_What is required_: Locate every line in the material below that has the word "نیاز". Copy each of those lines.

_Supplied material_:
*** Begin section ***

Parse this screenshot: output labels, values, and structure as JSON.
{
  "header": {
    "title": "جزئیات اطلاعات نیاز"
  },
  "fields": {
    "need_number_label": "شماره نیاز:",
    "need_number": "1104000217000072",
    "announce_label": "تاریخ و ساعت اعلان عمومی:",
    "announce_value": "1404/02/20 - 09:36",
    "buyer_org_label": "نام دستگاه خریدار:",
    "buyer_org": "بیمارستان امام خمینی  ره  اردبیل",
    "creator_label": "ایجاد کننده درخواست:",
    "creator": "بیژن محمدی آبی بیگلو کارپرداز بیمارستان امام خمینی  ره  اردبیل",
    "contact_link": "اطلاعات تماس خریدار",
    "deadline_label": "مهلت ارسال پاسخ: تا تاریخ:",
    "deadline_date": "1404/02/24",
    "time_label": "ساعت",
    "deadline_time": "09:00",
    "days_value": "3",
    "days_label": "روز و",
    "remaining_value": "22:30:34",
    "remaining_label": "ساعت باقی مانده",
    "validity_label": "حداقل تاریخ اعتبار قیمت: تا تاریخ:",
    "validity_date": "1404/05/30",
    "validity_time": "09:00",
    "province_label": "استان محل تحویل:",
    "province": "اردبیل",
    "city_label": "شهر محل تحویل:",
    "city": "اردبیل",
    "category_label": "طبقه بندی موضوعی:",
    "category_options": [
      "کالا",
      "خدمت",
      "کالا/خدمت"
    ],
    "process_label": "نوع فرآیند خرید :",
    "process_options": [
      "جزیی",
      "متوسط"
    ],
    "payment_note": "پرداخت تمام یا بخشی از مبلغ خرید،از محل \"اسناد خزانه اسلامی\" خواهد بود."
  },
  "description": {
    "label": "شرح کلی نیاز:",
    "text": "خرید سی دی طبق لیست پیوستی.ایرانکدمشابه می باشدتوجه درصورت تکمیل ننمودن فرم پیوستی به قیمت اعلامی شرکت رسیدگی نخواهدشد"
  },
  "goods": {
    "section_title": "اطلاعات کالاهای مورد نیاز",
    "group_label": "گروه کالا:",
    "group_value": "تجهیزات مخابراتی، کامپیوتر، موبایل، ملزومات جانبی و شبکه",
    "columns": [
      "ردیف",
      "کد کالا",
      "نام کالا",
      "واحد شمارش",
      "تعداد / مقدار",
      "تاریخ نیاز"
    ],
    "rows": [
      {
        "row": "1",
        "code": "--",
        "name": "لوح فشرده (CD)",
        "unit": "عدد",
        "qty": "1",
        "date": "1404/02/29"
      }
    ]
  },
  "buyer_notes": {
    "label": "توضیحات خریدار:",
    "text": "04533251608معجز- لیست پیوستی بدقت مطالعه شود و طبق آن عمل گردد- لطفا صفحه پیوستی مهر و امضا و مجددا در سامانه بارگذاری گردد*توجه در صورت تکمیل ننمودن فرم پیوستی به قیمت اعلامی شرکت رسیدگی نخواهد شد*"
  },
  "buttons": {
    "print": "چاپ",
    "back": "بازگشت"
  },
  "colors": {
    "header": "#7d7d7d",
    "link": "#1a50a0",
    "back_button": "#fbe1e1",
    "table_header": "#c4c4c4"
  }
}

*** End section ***

_Final answer_:
    "title": "جزئیات اطلاعات نیاز"
    "need_number_label": "شماره نیاز:",
    "label": "شرح کلی نیاز:",
    "section_title": "اطلاعات کالاهای مورد نیاز",
      "تاریخ نیاز"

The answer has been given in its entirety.